Germany’s Chancellor Olaf Scholz and Italian Prime Minister Mario Draghi publicly backed the decision, as both countries scramble to find replacements for Russian natural gas supplies they are heavily reliant on.
“Gas will be needed temporarily and that is why there may be investments that make sense, in this transition phase, and that therefore may need to be supported,” Scholz told reporters after the summit. His country has responded to Russia’s cuts by reviving coal plants and providing financing to secure gas supplies from other exporters. Similarly, Draghi said publicly on Sunday that there are short-term needs for investment in gas infrastructure “in developing countries and elsewhere.” At a news conference on a G7 investment drive in developing nations – as reported by Reuters – Draghi said it should be possible to convert such infrastructure to use hydrogen in the future.
Luca Bergamaschi, executive director of the climate change think tank ECCO told Bloomberg that, while there is “no backtracking from the COP26 commitment”, the ultimate proof lies in the investment choices that the G7 countries will make over the next months.
EO’s Position: The current energy crisis may be hindering the current pace of global green transition, forcing countries to step up their fossil fuel production.

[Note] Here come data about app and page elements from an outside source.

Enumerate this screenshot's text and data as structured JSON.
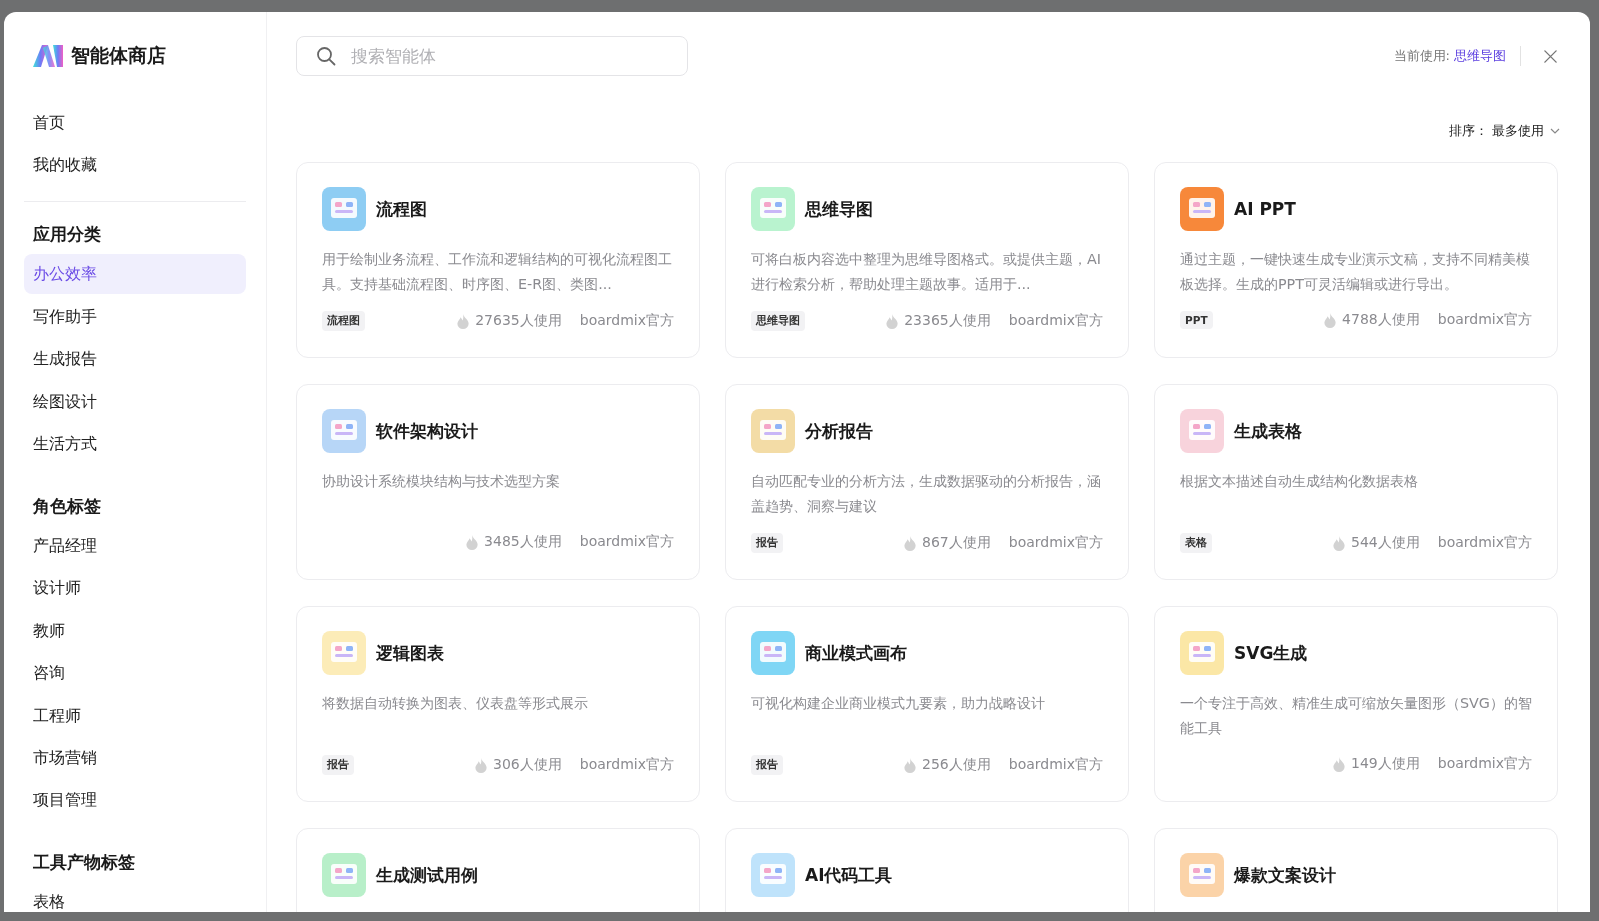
{
  "app": {
    "title": "智能体商店"
  },
  "sidebar": {
    "nav": [
      {
        "label": "首页",
        "selected": false
      },
      {
        "label": "我的收藏",
        "selected": false
      }
    ],
    "sections": [
      {
        "title": "应用分类",
        "items": [
          {
            "label": "办公效率",
            "selected": true
          },
          {
            "label": "写作助手",
            "selected": false
          },
          {
            "label": "生成报告",
            "selected": false
          },
          {
            "label": "绘图设计",
            "selected": false
          },
          {
            "label": "生活方式",
            "selected": false
          }
        ]
      },
      {
        "title": "角色标签",
        "items": [
          {
            "label": "产品经理",
            "selected": false
          },
          {
            "label": "设计师",
            "selected": false
          },
          {
            "label": "教师",
            "selected": false
          },
          {
            "label": "咨询",
            "selected": false
          },
          {
            "label": "工程师",
            "selected": false
          },
          {
            "label": "市场营销",
            "selected": false
          },
          {
            "label": "项目管理",
            "selected": false
          }
        ]
      },
      {
        "title": "工具产物标签",
        "items": [
          {
            "label": "表格",
            "selected": false
          }
        ]
      }
    ]
  },
  "search": {
    "placeholder": "搜索智能体"
  },
  "current_use": {
    "label": "当前使用:",
    "value": "思维导图"
  },
  "sort": {
    "label": "排序：",
    "value": "最多使用"
  },
  "agents": [
    {
      "name": "流程图",
      "description": "用于绘制业务流程、工作流和逻辑结构的可视化流程图工具。支持基础流程图、时序图、E-R图、类图...",
      "tag": "流程图",
      "usage": "27635人使用",
      "author": "boardmix官方",
      "color": "#8ecdf3"
    },
    {
      "name": "思维导图",
      "description": "可将白板内容选中整理为思维导图格式。或提供主题，AI进行检索分析，帮助处理主题故事。适用于...",
      "tag": "思维导图",
      "usage": "23365人使用",
      "author": "boardmix官方",
      "color": "#b9f3cf"
    },
    {
      "name": "AI PPT",
      "description": "通过主题，一键快速生成专业演示文稿，支持不同精美模板选择。生成的PPT可灵活编辑或进行导出。",
      "tag": "PPT",
      "usage": "4788人使用",
      "author": "boardmix官方",
      "color": "#f7883a"
    },
    {
      "name": "软件架构设计",
      "description": "协助设计系统模块结构与技术选型方案",
      "usage": "3485人使用",
      "author": "boardmix官方",
      "color": "#b7d6f7"
    },
    {
      "name": "分析报告",
      "description": "自动匹配专业的分析方法，生成数据驱动的分析报告，涵盖趋势、洞察与建议",
      "tag": "报告",
      "usage": "867人使用",
      "author": "boardmix官方",
      "color": "#f3dca6"
    },
    {
      "name": "生成表格",
      "description": "根据文本描述自动生成结构化数据表格",
      "tag": "表格",
      "usage": "544人使用",
      "author": "boardmix官方",
      "color": "#f8d3dc"
    },
    {
      "name": "逻辑图表",
      "description": "将数据自动转换为图表、仪表盘等形式展示",
      "tag": "报告",
      "usage": "306人使用",
      "author": "boardmix官方",
      "color": "#fcecb8"
    },
    {
      "name": "商业模式画布",
      "description": "可视化构建企业商业模式九要素，助力战略设计",
      "tag": "报告",
      "usage": "256人使用",
      "author": "boardmix官方",
      "color": "#7fd6f5"
    },
    {
      "name": "SVG生成",
      "description": "一个专注于高效、精准生成可缩放矢量图形（SVG）的智能工具",
      "usage": "149人使用",
      "author": "boardmix官方",
      "color": "#fbe7a6"
    },
    {
      "name": "生成测试用例",
      "color": "#b8efc9"
    },
    {
      "name": "AI代码工具",
      "color": "#bfe3fb"
    },
    {
      "name": "爆款文案设计",
      "color": "#fbd3a8"
    }
  ]
}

But there is no doubt that the only way the world will ever truly achieve energy independence is to phase out fossil fuels altogether. Thus, countries must stop fossil fuel investments as soon as possible.
Featured Image by Andrew Parsons / Flickr (CC BY-NC-ND 2.0)